**Given information**
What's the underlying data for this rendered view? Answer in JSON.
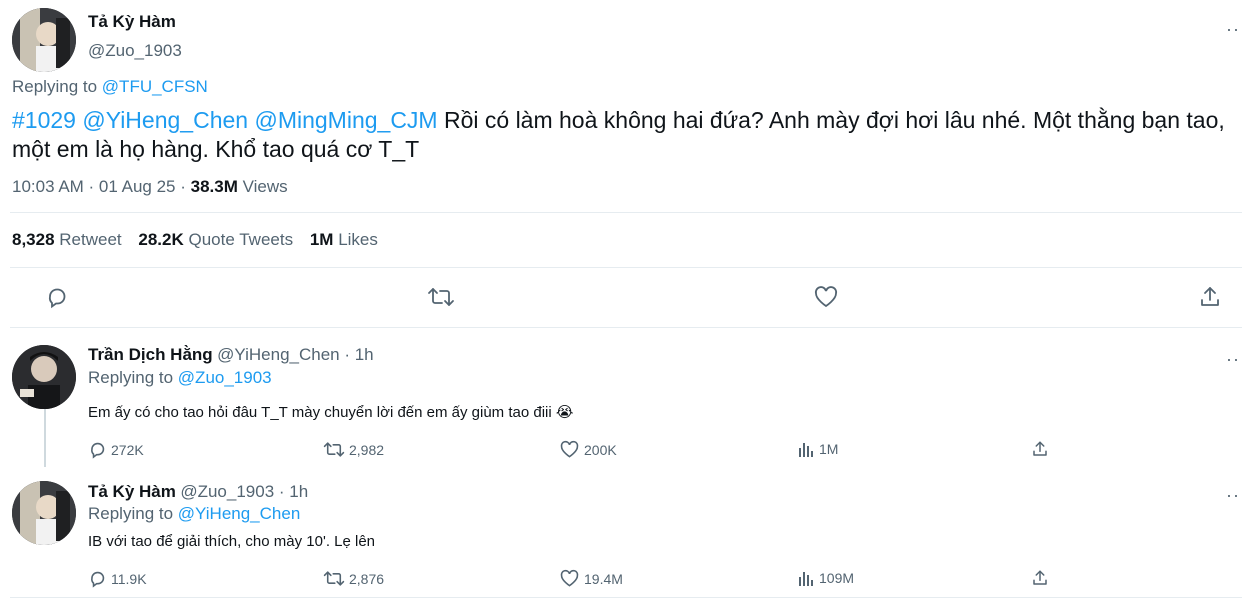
{
  "main_tweet": {
    "author_name": "Tả Kỳ Hàm",
    "author_handle": "@Zuo_1903",
    "replying_label": "Replying to",
    "replying_to": "@TFU_CFSN",
    "text_hashtag": "#1029",
    "text_mention_1": "@YiHeng_Chen",
    "text_mention_2": "@MingMing_CJM",
    "text_line1_rest": " Rồi có làm hoà không hai đứa? Anh mày đợi hơi lâu nhé. Một thằng bạn tao,",
    "text_line2": "một em là họ hàng. Khổ tao quá cơ T_T",
    "time": "10:03 AM · 01 Aug 25 · ",
    "views_count": "38.3M",
    "views_label": " Views",
    "retweets_count": "8,328",
    "retweets_label": "Retweet",
    "quotes_count": "28.2K",
    "quotes_label": "Quote Tweets",
    "likes_count": "1M",
    "likes_label": "Likes",
    "more": "··"
  },
  "replies": [
    {
      "author_name": "Trần Dịch Hằng",
      "author_handle": "@YiHeng_Chen · 1h",
      "replying_label": "Replying to",
      "replying_to": "@Zuo_1903",
      "text": "Em ấy có cho tao hỏi đâu T_T mày chuyển lời đến em ấy giùm tao điii 😭",
      "replies": "272K",
      "retweets": "2,982",
      "likes": "200K",
      "views": "1M",
      "more": "··"
    },
    {
      "author_name": "Tả Kỳ Hàm",
      "author_handle": "@Zuo_1903 · 1h",
      "replying_label": "Replying to",
      "replying_to": "@YiHeng_Chen",
      "text": "IB với tao để giải thích, cho mày 10'. Lẹ lên",
      "replies": "11.9K",
      "retweets": "2,876",
      "likes": "19.4M",
      "views": "109M",
      "more": "··"
    }
  ],
  "colors": {
    "link": "#1d9bf0",
    "muted": "#536471",
    "text": "#0f1419",
    "divider": "#e6ecf0"
  }
}
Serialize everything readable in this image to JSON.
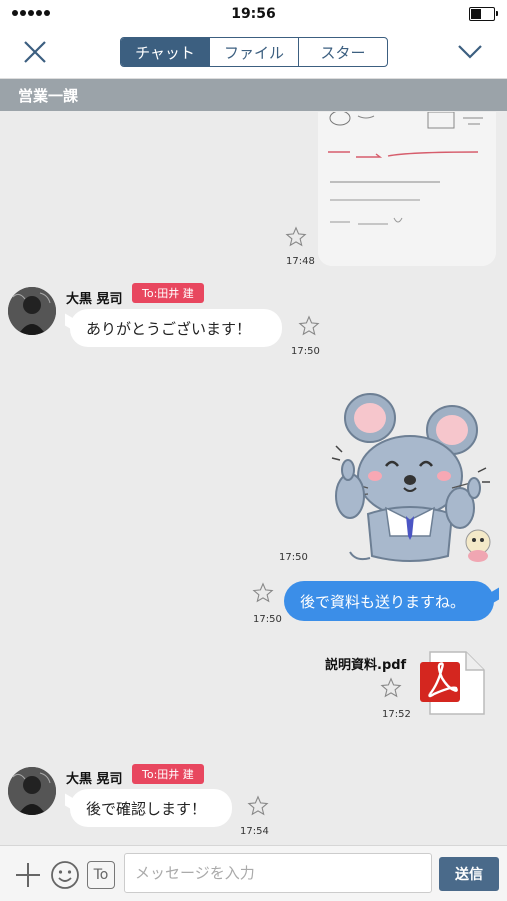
{
  "status_bar": {
    "time": "19:56"
  },
  "nav": {
    "tabs": [
      {
        "label": "チャット",
        "active": true
      },
      {
        "label": "ファイル",
        "active": false
      },
      {
        "label": "スター",
        "active": false
      }
    ]
  },
  "room": {
    "name": "営業一課"
  },
  "messages": [
    {
      "type": "photo",
      "time": "17:48",
      "photo_text": [
        "課長 → 高松先生 説明会 5/20",
        "・ブリーフィング資料",
        "・資料チェック"
      ]
    },
    {
      "type": "text",
      "sender": "大黒 晃司",
      "to": "To:田井 建",
      "text": "ありがとうございます！",
      "time": "17:50"
    },
    {
      "type": "sticker",
      "time": "17:50",
      "sticker": "mouse-thumbs-up-sticker"
    },
    {
      "type": "text_out",
      "text": "後で資料も送りますね。",
      "time": "17:50"
    },
    {
      "type": "file",
      "filename": "説明資料.pdf",
      "time": "17:52",
      "icon": "pdf-icon"
    },
    {
      "type": "text",
      "sender": "大黒 晃司",
      "to": "To:田井 建",
      "text": "後で確認します！",
      "time": "17:54"
    }
  ],
  "input": {
    "placeholder": "メッセージを入力",
    "value": "",
    "send_label": "送信",
    "to_label": "To"
  },
  "colors": {
    "accent": "#3c5f80",
    "bubble_out": "#3b8ee8",
    "to_badge": "#e8475f",
    "room_bar": "#9ba3a9"
  }
}
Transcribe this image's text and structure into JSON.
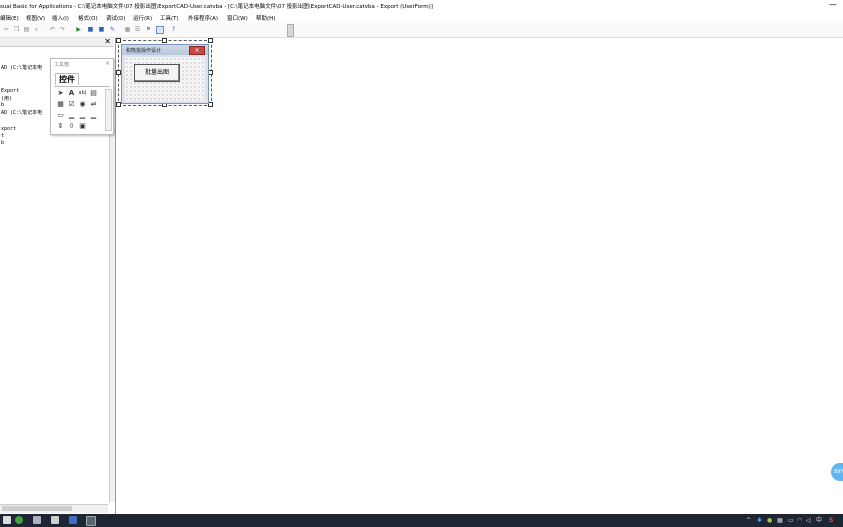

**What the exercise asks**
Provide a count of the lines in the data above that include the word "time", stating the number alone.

**Solution**
8